As a kid prone to drama, I panicked and absolutely KNEW we were going to die. As an overachiever, I immediately went out to figure out how to get water out of a cactus. My mom was doing…something…while I was diligently foraging for sustenance when a red Ford pickup truck drove up from the opposite direction.
If you ask me (and since you’re reading this blog, you in essence did) we were saved by an older Native American man. If, on the other hand, you asked my mother, she’d tell you we were saved by a Mormon family of four. And we both would swear on our lives that our version of the truth is THE version of the Truth.
Erades tells us in his piece that that is not only fine but to be expected and he’s right. And, in the case of the Lost Gremlin in the Desert, who you believe has no more bearing on things of import than believing in Hemingway’s tale of showing marble dicks to Fitzgerald.
A black man is arrested and tossed into interrogation. He is tortured with electrodes attached to his balls until he falsely confesses to a crime he didn’t commit and because he is already a criminal, no one disputes the confession. The policemen that tortured him deny the claim that the black man was coerced in any way. The idea that “Stories do not serve the facts; their allegiance is entirely to the storyteller” is of little fucking comfort to the wrongfully convicted man on death row.
A man is on the confirmation seat for a position on the Supreme Court. A woman who worked for him comes forward to point out that he is a serial misogynist and a sexual harasser. He, of course, denies it. “Human experience is vast and too slippery to grasp” is just too goddamn flip to swallow in the face of decades of Supreme Court cases that lean to the Right of Common Sense.
It’s proven science that our memories not only suck but are like Silly Putty in their ability to stretch and reform the experiences we had into the experiences we think we had. It’s also apparent that our species is filled with liars and equally filled with people who just want to believe the lies. We believe the bullshit spawn by marketers and advertisers as they tell us that:
This juice is 100% purely squeezed juice.
This bacon was from pigs treated humanely.
This pill will make you lose belly fat in ten days.
Religion is ground zero for the manufacture of superstitious crap combined with our innate desire to be bathed in that crap until it cakes over our eyes and fills our nostrils. We LOVE to believe anything that gives us a sense of control or definitive outcomes or makes us feel safer and more secure.
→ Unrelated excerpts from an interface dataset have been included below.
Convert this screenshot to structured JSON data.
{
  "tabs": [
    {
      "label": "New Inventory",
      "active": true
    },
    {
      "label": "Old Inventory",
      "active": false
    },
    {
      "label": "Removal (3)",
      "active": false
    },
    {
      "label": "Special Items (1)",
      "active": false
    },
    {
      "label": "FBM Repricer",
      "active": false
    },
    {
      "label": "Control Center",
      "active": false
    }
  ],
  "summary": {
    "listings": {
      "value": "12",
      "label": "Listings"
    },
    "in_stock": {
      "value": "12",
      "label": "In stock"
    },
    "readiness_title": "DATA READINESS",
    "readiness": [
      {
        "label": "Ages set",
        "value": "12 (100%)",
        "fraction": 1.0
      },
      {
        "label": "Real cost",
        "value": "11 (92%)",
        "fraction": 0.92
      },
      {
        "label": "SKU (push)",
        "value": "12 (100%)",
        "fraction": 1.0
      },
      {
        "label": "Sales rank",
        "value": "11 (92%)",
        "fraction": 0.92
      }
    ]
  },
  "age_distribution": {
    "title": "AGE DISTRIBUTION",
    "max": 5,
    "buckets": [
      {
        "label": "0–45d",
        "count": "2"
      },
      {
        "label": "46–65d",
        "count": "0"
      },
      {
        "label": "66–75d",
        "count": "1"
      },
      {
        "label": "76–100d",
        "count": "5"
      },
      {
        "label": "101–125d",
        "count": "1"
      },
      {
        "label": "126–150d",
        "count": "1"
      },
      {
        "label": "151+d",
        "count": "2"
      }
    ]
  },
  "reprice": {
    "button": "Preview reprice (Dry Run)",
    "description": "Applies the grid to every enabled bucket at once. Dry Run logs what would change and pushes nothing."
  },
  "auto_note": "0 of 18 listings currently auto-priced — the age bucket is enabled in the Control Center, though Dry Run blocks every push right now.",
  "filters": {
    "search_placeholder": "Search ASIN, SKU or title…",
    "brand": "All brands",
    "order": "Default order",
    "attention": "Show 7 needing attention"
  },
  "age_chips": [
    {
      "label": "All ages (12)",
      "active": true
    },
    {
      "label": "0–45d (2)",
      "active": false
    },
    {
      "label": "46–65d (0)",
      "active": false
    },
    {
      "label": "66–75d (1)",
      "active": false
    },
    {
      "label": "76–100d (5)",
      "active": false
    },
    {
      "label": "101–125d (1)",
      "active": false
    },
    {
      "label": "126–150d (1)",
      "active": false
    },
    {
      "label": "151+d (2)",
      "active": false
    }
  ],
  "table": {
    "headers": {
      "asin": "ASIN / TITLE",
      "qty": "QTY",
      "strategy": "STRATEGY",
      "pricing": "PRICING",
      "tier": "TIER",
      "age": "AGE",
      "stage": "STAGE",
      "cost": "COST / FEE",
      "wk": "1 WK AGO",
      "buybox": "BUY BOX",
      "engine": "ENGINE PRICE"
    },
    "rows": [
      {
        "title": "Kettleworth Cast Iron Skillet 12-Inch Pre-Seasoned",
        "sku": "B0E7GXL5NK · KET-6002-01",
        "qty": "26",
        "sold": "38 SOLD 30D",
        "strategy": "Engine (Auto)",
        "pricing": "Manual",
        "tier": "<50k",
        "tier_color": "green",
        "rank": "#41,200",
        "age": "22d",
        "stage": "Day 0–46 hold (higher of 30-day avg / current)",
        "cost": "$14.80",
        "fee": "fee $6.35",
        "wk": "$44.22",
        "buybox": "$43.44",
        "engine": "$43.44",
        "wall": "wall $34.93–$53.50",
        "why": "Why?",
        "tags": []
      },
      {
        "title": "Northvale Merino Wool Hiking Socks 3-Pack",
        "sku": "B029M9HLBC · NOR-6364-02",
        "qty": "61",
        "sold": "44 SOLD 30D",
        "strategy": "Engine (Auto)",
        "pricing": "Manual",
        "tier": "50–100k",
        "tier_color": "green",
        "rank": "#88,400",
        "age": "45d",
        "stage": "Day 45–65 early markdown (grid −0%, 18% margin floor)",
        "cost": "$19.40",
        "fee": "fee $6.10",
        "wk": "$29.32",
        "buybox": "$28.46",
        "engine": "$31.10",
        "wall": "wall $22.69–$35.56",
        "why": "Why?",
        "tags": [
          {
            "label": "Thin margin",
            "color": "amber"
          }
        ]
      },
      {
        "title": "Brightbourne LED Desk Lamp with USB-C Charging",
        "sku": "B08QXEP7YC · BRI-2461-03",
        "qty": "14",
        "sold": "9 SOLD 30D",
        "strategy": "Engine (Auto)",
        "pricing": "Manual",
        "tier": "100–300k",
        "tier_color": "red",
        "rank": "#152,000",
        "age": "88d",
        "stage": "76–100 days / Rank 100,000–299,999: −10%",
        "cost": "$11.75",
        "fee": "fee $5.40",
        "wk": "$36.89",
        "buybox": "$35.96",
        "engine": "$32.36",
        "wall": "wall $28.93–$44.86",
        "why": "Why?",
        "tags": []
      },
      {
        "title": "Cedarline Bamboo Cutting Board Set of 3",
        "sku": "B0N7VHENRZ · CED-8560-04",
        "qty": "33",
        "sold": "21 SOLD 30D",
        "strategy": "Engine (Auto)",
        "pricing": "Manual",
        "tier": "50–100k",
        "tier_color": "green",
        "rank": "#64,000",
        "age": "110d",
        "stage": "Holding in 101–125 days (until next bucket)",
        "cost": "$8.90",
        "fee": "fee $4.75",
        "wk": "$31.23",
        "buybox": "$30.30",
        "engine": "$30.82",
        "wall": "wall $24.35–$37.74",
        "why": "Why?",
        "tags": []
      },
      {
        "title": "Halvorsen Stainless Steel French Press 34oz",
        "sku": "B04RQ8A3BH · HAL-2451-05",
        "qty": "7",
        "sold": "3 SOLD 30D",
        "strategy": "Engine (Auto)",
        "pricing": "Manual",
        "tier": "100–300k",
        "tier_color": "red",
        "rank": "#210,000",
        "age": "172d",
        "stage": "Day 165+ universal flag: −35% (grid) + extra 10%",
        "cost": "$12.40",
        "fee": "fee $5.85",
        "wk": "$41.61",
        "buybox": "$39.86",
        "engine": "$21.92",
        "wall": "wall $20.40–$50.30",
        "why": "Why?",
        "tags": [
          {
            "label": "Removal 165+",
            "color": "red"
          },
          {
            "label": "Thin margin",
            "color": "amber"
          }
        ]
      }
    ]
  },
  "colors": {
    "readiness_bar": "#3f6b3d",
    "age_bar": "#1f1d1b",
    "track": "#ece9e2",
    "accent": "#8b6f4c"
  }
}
Given this set of circumstances (we are liars who desperately want to believe that no one else is lying) where is line drawn between at least attempting to present the truth and openly pouring milk on your falsehood cereal? Is a storyteller or monologist who purports to be telling the truth to be held accountable for pulling the wool over our eyes for entertainment’s sake? Is the journalist who fudges the truth for a good story given a pass? Is bias no better or worse than outright deception?
I certainly don’t have the answers but I can make my own judgement calls. I believe there is a difference between the malleability of memory and the outright changing of the facts one knows to be true to facilitate an agenda. The line between the two is often fuzzy but the blanket acceptance of bullshit as simply “the way things are” is lazy and dangerous. For tellers of tales, as long as there is the caveat that the stories are for entertainment or a larger Truth being attempted, we should all expect some lies that reveal larger truths. The press should fight against the partisan, propaganda oriented stance and make sure that there are multiple sources corroborating all aspects of a story because we all really fucking want to believe in the truth of our news coverage.
It all boils down to choice. Do we accept the passive perspective that lying is just a part of who we are and ultimately trust no one's account? Do we relax our standards so much that truth really has no more meaning than belief? I hope not because too much is at stake to rely on each other to tell the truth by ourselves.